**Entries taken from a collection**
------
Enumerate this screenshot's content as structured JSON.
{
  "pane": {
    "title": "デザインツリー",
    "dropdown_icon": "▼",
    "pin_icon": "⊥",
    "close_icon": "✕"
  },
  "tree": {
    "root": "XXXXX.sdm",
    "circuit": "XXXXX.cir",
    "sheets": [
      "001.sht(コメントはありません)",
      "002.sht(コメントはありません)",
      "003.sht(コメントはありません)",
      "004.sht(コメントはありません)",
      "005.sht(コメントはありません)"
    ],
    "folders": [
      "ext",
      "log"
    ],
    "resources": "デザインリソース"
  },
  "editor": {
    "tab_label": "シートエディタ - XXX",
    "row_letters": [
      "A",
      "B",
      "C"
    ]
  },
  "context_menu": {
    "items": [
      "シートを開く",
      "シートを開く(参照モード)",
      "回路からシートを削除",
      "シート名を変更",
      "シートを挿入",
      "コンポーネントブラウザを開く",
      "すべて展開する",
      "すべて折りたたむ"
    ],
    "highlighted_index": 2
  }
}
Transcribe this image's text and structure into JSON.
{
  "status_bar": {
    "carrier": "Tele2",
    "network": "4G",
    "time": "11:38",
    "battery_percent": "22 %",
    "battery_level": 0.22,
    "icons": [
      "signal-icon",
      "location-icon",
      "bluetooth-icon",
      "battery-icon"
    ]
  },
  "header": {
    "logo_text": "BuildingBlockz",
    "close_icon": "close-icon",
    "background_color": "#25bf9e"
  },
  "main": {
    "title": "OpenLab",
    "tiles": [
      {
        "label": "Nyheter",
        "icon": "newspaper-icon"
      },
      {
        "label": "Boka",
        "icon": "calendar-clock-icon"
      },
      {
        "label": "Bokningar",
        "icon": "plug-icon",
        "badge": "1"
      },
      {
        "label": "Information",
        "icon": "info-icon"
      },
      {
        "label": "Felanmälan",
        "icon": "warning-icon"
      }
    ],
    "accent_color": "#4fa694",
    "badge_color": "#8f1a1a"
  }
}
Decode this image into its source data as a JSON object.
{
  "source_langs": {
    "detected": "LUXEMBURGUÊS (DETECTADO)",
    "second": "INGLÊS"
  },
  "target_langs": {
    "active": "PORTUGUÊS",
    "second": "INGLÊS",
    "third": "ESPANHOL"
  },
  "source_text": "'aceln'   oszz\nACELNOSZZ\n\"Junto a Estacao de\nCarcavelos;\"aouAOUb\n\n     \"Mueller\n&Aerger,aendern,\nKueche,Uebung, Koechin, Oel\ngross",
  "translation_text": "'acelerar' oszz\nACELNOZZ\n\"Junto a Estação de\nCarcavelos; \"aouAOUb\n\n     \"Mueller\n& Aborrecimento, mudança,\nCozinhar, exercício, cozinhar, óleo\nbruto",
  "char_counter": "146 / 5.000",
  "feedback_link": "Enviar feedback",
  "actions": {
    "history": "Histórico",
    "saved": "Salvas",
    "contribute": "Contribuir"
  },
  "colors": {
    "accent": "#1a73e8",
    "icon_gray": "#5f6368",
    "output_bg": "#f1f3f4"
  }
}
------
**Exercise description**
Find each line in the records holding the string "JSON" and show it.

**Answer to the exercise**
Enumerate this screenshot's content as structured JSON.
Transcribe this image's text and structure into JSON.
Decode this image into its source data as a JSON object.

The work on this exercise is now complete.